beginning on lower surface, the linear upper surface section eaten
out somewhat irregularly at sides (Spencer, 1972b: 80).
mine; the corridor begins with a lower-surface spiral or patch.
The upper-surface corridor that follows has very irregular sides,
and frass in long pearl chains. Pupation outside the mine (Bladmineerders van Europa).
A narrow gallery similar to P. vitalbae, but starting on the lower surface. The linear upper section eaten out irregularly at sides (British
Larva: The larvae of flies are leg-less maggots without a head capsule (see examples). They never have thoracic or abdominal legs. They do not have chewing mouthparts, although they do have a characteristic cephalo-pharyngeal skeleton (see examples), usually visible internally through the body wall.
The larvae are described by de Meijere (1928,
as auricomi) and the posterior spiracle is illustrated in Bladmineerders van Europa.
Puparium: The puparia of flies are formed within the hardened last larval skin or puparium and as a result sheaths enclosing head appendages, wings and legs are not visible externally (see examples).
Dark brown (Spencer, 1972b:
Hosts in Great Britain & Ireland:
of year - mines: October.
of year - adults: Currently unknown.
in Great Britain & Ireland: Uncommon. Surrey (Mickleham)
(Spencer, 1972b: 80) and
Warwickshire (Coventry, Leamington Spa and Warwick) (Robbins,
NBN Grid Map:
Distribution elsewhere: Widespread in continental Europe including Denmark, Germany, The Netherlands
(Bladmineerders van Europa) and Austria (Martinez in Fauna Europaea).

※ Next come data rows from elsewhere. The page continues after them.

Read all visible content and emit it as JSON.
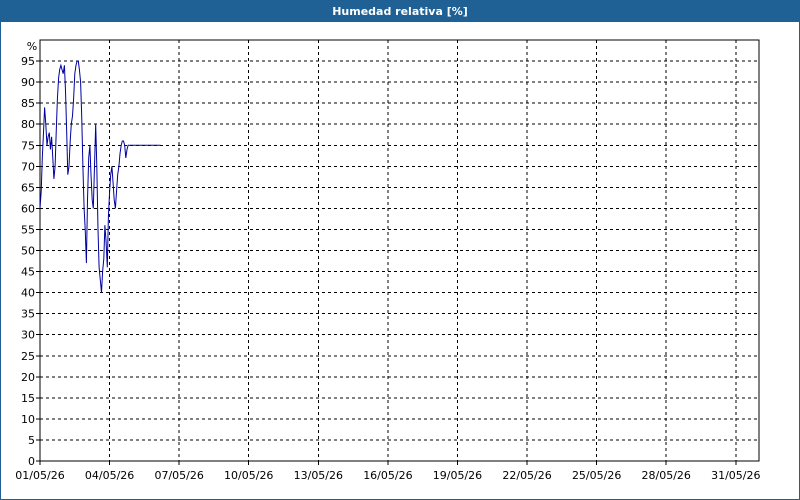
{
  "window": {
    "title": "Humedad relativa [%]"
  },
  "chart_data": {
    "type": "line",
    "title": "Humedad relativa [%]",
    "ylabel": "%",
    "xlabel": "",
    "ylim": [
      0,
      100
    ],
    "xlim": [
      "01/05/26",
      "01/06/26"
    ],
    "grid": true,
    "y_ticks": [
      0,
      5,
      10,
      15,
      20,
      25,
      30,
      35,
      40,
      45,
      50,
      55,
      60,
      65,
      70,
      75,
      80,
      85,
      90,
      95
    ],
    "x_ticks": [
      "01/05/26",
      "04/05/26",
      "07/05/26",
      "10/05/26",
      "13/05/26",
      "16/05/26",
      "19/05/26",
      "22/05/26",
      "25/05/26",
      "28/05/26",
      "31/05/26"
    ],
    "series": [
      {
        "color": "#0000a0",
        "x_days": [
          0.0,
          0.05,
          0.1,
          0.15,
          0.2,
          0.25,
          0.3,
          0.35,
          0.4,
          0.45,
          0.5,
          0.55,
          0.6,
          0.65,
          0.7,
          0.75,
          0.8,
          0.85,
          0.9,
          0.95,
          1.0,
          1.05,
          1.1,
          1.15,
          1.2,
          1.25,
          1.3,
          1.35,
          1.4,
          1.45,
          1.5,
          1.55,
          1.6,
          1.65,
          1.7,
          1.75,
          1.8,
          1.85,
          1.9,
          1.95,
          2.0,
          2.05,
          2.1,
          2.15,
          2.2,
          2.25,
          2.3,
          2.35,
          2.4,
          2.45,
          2.5,
          2.55,
          2.6,
          2.65,
          2.7,
          2.75,
          2.8,
          2.85,
          2.9,
          2.95,
          3.0,
          3.05,
          3.1,
          3.15,
          3.2,
          3.25,
          3.3,
          3.35,
          3.4,
          3.45,
          3.5,
          3.55,
          3.6,
          3.65,
          3.7,
          3.75,
          3.8,
          3.85,
          3.9,
          3.95,
          4.0,
          4.05,
          4.1,
          4.15,
          4.2,
          4.25,
          4.3,
          4.35,
          4.4,
          4.45,
          4.5,
          4.55,
          4.6,
          4.65,
          4.7,
          4.75,
          4.8,
          4.85,
          4.9,
          4.95,
          5.0,
          5.05,
          5.1,
          5.15,
          5.2
        ],
        "values": [
          60,
          64,
          72,
          78,
          84,
          80,
          75,
          77,
          78,
          74,
          77,
          72,
          67,
          70,
          78,
          86,
          91,
          93,
          94,
          93,
          92,
          94,
          88,
          78,
          68,
          70,
          76,
          80,
          82,
          86,
          92,
          94,
          95,
          95,
          93,
          90,
          82,
          70,
          60,
          55,
          47,
          62,
          72,
          75,
          68,
          62,
          60,
          70,
          80,
          70,
          55,
          46,
          43,
          40,
          45,
          48,
          56,
          52,
          46,
          58,
          64,
          68,
          70,
          66,
          62,
          60,
          64,
          68,
          70,
          73,
          75,
          76,
          76,
          75,
          72,
          74,
          75,
          75,
          75,
          75,
          75,
          75,
          75,
          75,
          75,
          75,
          75,
          75,
          75,
          75,
          75,
          75,
          75,
          75,
          75,
          75,
          75,
          75,
          75,
          75,
          75,
          75,
          75,
          75,
          75
        ]
      }
    ]
  }
}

NBN Interactive Grid Maps of known host species:
British and Irish Parasitoids in Britain and elsewhere: